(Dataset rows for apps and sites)
%%

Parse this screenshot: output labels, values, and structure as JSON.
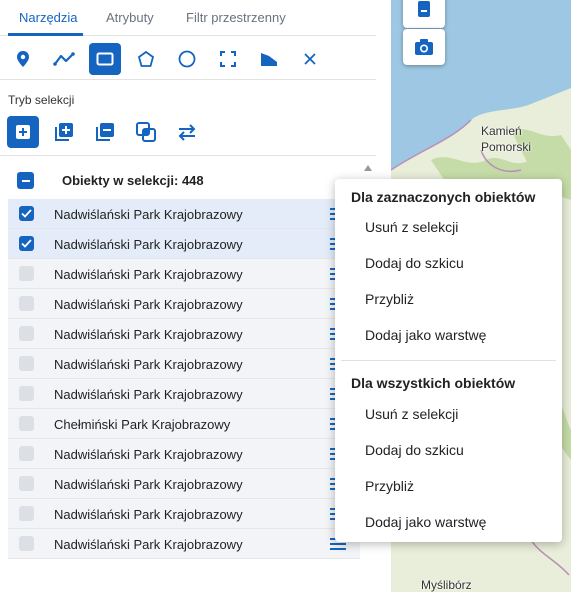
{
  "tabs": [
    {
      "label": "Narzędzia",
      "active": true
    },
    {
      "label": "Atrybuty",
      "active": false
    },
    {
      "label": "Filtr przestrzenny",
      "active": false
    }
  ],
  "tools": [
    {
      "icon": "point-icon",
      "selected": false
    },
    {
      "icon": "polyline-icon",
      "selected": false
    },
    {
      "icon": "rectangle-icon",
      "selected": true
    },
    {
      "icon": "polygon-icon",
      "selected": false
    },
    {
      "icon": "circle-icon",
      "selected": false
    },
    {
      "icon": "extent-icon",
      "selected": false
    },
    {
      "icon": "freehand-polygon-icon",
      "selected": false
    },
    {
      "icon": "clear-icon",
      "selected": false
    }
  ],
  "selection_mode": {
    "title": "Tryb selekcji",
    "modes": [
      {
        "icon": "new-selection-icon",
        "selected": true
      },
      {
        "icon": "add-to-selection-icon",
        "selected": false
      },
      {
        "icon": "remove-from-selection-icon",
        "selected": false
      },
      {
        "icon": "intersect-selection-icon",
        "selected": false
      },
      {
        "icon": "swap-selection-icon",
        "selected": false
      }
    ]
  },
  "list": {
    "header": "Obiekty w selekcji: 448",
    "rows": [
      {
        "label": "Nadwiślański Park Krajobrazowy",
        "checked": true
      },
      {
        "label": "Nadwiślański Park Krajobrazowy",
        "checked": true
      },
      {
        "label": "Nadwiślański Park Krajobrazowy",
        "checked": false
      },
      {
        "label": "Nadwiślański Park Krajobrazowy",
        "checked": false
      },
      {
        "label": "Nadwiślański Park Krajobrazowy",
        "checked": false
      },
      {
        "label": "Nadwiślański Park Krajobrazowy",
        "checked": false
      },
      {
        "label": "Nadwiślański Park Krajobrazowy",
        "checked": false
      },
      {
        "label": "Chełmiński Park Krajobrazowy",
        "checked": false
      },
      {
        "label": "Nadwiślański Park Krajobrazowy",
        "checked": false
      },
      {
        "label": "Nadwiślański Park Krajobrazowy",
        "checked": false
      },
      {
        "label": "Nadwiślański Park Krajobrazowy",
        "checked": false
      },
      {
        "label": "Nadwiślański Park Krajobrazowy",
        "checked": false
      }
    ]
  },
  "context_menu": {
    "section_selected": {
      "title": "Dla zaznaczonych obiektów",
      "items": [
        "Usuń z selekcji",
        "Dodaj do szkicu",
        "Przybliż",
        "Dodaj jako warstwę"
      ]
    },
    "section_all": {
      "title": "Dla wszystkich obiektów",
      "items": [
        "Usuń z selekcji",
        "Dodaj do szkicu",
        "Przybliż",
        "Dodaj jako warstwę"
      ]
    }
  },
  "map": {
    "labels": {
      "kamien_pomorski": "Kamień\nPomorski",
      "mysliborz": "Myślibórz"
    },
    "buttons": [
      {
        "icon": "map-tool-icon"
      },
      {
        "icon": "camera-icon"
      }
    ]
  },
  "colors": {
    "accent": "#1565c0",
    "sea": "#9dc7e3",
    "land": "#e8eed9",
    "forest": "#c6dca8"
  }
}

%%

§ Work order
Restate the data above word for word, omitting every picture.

§ Answer section
Parse this screenshot: output labels, values, and structure as JSON.
{
  "tabs": [
    {
      "label": "Narzędzia",
      "active": true
    },
    {
      "label": "Atrybuty",
      "active": false
    },
    {
      "label": "Filtr przestrzenny",
      "active": false
    }
  ],
  "tools": [
    {
      "icon": "point-icon",
      "selected": false
    },
    {
      "icon": "polyline-icon",
      "selected": false
    },
    {
      "icon": "rectangle-icon",
      "selected": true
    },
    {
      "icon": "polygon-icon",
      "selected": false
    },
    {
      "icon": "circle-icon",
      "selected": false
    },
    {
      "icon": "extent-icon",
      "selected": false
    },
    {
      "icon": "freehand-polygon-icon",
      "selected": false
    },
    {
      "icon": "clear-icon",
      "selected": false
    }
  ],
  "selection_mode": {
    "title": "Tryb selekcji",
    "modes": [
      {
        "icon": "new-selection-icon",
        "selected": true
      },
      {
        "icon": "add-to-selection-icon",
        "selected": false
      },
      {
        "icon": "remove-from-selection-icon",
        "selected": false
      },
      {
        "icon": "intersect-selection-icon",
        "selected": false
      },
      {
        "icon": "swap-selection-icon",
        "selected": false
      }
    ]
  },
  "list": {
    "header": "Obiekty w selekcji: 448",
    "rows": [
      {
        "label": "Nadwiślański Park Krajobrazowy",
        "checked": true
      },
      {
        "label": "Nadwiślański Park Krajobrazowy",
        "checked": true
      },
      {
        "label": "Nadwiślański Park Krajobrazowy",
        "checked": false
      },
      {
        "label": "Nadwiślański Park Krajobrazowy",
        "checked": false
      },
      {
        "label": "Nadwiślański Park Krajobrazowy",
        "checked": false
      },
      {
        "label": "Nadwiślański Park Krajobrazowy",
        "checked": false
      },
      {
        "label": "Nadwiślański Park Krajobrazowy",
        "checked": false
      },
      {
        "label": "Chełmiński Park Krajobrazowy",
        "checked": false
      },
      {
        "label": "Nadwiślański Park Krajobrazowy",
        "checked": false
      },
      {
        "label": "Nadwiślański Park Krajobrazowy",
        "checked": false
      },
      {
        "label": "Nadwiślański Park Krajobrazowy",
        "checked": false
      },
      {
        "label": "Nadwiślański Park Krajobrazowy",
        "checked": false
      }
    ]
  },
  "context_menu": {
    "section_selected": {
      "title": "Dla zaznaczonych obiektów",
      "items": [
        "Usuń z selekcji",
        "Dodaj do szkicu",
        "Przybliż",
        "Dodaj jako warstwę"
      ]
    },
    "section_all": {
      "title": "Dla wszystkich obiektów",
      "items": [
        "Usuń z selekcji",
        "Dodaj do szkicu",
        "Przybliż",
        "Dodaj jako warstwę"
      ]
    }
  },
  "map": {
    "labels": {
      "kamien_pomorski": "Kamień\nPomorski",
      "mysliborz": "Myślibórz"
    },
    "buttons": [
      {
        "icon": "map-tool-icon"
      },
      {
        "icon": "camera-icon"
      }
    ]
  },
  "colors": {
    "accent": "#1565c0",
    "sea": "#9dc7e3",
    "land": "#e8eed9",
    "forest": "#c6dca8"
  }
}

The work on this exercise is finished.